What is required: Find the word "title" below. Copy each line that has it.

-- Opening Marker --

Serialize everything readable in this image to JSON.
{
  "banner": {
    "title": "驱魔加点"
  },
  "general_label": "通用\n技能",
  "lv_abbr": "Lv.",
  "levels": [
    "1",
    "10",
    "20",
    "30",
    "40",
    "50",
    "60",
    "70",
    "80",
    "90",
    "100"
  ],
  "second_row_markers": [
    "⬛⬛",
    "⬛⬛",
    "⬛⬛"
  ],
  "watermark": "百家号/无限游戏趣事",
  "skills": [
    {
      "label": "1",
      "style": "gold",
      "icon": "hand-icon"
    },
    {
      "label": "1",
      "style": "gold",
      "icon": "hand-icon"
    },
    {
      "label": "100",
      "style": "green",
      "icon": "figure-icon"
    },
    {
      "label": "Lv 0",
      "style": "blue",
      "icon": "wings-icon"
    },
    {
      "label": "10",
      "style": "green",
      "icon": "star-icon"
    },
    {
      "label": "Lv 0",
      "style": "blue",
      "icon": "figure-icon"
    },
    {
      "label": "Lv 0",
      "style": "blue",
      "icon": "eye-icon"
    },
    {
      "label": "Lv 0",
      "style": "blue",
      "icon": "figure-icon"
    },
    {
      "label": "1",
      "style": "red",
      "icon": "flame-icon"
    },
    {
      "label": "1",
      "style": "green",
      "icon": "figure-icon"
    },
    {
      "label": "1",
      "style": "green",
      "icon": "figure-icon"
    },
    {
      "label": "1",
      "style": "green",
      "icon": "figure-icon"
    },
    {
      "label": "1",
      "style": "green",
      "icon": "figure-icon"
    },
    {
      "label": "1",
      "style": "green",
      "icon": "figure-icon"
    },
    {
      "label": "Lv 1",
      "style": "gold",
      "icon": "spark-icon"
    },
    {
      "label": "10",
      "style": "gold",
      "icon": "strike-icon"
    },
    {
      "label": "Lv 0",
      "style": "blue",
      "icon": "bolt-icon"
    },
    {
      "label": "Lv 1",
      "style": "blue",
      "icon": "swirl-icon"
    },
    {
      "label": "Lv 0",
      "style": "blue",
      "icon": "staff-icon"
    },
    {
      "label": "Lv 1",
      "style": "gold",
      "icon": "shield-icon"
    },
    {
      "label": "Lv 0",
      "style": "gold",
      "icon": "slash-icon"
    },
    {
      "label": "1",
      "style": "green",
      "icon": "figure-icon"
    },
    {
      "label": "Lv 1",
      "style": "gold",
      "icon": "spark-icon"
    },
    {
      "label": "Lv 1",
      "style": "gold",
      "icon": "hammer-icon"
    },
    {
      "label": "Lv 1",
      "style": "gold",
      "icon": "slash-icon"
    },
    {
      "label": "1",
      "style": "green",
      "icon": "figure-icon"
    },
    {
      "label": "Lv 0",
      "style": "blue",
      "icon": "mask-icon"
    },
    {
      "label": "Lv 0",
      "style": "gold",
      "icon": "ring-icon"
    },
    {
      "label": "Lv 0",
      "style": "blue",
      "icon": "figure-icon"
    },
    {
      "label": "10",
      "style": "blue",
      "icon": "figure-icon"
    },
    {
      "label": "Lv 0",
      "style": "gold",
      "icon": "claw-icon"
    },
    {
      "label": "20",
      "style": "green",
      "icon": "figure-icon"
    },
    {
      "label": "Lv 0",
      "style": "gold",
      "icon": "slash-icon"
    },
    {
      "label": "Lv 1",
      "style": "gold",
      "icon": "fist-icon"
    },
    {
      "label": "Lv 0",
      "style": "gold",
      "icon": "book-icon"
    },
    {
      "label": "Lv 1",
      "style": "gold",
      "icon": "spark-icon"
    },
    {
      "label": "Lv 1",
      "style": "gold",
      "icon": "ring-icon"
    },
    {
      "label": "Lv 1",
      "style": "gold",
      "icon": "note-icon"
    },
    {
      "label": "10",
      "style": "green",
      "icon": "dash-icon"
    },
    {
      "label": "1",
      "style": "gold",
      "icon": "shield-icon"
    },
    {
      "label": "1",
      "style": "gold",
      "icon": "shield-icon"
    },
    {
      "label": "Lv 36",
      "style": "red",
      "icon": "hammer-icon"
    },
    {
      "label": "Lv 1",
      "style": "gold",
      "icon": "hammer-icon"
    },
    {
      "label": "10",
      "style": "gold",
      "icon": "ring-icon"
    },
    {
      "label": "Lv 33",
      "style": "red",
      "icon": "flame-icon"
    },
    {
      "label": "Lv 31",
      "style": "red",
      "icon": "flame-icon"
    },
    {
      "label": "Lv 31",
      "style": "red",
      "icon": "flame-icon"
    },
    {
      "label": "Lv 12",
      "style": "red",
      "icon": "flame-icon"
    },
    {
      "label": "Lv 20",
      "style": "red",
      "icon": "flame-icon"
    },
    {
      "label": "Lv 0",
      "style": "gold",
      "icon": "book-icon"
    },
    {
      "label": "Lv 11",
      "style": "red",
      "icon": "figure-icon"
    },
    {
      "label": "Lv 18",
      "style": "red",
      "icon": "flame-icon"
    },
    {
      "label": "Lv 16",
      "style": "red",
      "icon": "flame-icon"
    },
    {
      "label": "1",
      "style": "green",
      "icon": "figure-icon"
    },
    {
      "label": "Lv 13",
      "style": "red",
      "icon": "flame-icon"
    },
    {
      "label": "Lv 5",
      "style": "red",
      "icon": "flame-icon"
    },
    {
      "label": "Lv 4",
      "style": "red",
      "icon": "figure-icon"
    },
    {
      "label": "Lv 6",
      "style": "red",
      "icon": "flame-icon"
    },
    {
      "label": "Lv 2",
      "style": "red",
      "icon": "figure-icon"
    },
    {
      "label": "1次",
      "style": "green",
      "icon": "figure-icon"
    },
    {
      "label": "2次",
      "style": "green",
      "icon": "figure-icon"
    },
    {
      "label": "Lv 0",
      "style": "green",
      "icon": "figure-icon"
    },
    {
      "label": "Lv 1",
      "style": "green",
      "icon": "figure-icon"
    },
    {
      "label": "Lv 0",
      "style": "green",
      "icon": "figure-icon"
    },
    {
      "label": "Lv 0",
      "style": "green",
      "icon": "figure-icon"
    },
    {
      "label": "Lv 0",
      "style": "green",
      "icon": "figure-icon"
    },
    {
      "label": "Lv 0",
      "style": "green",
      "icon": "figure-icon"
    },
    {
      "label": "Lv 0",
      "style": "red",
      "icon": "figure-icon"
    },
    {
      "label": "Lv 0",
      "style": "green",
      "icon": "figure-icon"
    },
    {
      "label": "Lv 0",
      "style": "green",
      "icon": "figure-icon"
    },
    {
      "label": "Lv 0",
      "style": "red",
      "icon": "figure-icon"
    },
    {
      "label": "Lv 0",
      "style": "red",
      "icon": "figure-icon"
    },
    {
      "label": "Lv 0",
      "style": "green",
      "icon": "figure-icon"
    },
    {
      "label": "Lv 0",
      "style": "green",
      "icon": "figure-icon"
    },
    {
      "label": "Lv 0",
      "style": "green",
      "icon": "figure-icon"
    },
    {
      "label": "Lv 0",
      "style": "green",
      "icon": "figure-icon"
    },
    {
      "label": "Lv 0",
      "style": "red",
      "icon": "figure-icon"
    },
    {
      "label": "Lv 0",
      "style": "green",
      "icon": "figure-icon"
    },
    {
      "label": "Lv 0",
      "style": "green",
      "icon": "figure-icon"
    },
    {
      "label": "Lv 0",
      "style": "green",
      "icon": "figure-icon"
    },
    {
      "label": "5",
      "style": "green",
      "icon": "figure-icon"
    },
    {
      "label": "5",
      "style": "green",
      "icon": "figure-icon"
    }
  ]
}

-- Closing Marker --
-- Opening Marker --

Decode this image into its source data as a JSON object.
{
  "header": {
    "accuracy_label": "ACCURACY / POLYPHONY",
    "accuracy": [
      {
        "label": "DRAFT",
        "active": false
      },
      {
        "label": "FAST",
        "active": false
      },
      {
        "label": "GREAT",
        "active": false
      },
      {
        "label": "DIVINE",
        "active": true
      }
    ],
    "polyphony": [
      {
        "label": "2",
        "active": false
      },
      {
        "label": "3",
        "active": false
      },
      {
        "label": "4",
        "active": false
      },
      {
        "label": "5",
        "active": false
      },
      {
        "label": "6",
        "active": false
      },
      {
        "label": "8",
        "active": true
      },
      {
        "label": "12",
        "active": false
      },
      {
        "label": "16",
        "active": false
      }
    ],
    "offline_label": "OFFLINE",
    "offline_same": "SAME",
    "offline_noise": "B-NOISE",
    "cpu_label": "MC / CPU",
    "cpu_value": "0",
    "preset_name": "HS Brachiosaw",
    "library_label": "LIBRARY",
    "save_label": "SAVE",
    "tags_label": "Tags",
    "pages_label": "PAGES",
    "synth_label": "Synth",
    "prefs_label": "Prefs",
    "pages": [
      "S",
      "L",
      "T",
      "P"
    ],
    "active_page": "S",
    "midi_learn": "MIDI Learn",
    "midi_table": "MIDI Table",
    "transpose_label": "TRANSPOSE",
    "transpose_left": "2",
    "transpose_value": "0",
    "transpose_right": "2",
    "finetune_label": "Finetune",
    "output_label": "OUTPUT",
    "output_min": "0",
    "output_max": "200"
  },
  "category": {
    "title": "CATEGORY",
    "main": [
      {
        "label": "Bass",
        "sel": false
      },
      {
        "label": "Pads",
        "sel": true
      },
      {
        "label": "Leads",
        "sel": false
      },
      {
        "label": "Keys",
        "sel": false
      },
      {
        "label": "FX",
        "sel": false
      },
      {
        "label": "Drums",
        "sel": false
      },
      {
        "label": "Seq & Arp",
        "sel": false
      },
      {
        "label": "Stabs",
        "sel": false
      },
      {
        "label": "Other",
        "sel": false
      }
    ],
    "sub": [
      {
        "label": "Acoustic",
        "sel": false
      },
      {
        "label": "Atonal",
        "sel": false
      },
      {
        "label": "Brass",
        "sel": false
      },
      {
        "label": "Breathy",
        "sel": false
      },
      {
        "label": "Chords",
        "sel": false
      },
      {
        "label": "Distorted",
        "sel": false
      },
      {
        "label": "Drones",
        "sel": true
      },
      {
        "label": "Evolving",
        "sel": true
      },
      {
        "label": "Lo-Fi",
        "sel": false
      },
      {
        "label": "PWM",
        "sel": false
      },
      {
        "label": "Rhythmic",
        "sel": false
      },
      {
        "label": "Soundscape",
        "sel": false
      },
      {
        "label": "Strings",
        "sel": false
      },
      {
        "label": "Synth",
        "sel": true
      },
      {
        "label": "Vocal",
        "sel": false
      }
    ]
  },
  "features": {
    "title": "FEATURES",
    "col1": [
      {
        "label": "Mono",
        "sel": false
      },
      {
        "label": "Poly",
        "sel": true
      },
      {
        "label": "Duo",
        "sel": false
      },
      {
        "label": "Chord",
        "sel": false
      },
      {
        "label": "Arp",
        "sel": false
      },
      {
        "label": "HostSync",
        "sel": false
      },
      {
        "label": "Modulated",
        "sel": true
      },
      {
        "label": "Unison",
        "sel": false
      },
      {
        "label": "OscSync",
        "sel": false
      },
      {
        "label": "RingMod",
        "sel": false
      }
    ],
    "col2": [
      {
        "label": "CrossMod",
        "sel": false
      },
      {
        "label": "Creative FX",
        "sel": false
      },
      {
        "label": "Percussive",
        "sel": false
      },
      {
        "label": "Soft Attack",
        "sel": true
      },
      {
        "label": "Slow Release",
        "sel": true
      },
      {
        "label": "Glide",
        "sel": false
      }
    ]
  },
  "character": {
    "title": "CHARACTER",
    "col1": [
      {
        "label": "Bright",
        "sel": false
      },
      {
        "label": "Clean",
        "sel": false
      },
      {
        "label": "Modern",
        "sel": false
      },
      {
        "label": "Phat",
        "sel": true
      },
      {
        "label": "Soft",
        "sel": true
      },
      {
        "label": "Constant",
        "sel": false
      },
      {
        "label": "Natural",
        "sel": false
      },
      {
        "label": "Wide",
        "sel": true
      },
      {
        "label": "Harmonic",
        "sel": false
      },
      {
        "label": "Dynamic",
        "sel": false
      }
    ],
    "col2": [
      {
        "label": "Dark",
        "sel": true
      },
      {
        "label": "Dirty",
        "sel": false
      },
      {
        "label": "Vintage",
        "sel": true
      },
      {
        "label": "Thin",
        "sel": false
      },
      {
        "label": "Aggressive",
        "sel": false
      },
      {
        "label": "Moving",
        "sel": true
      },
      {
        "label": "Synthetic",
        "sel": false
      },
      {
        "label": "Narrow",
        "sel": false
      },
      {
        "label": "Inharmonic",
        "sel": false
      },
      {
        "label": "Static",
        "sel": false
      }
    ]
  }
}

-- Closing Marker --

Written answer:
    "title": "驱魔加点"
    "title": "CATEGORY",
    "title": "FEATURES",
    "title": "CHARACTER",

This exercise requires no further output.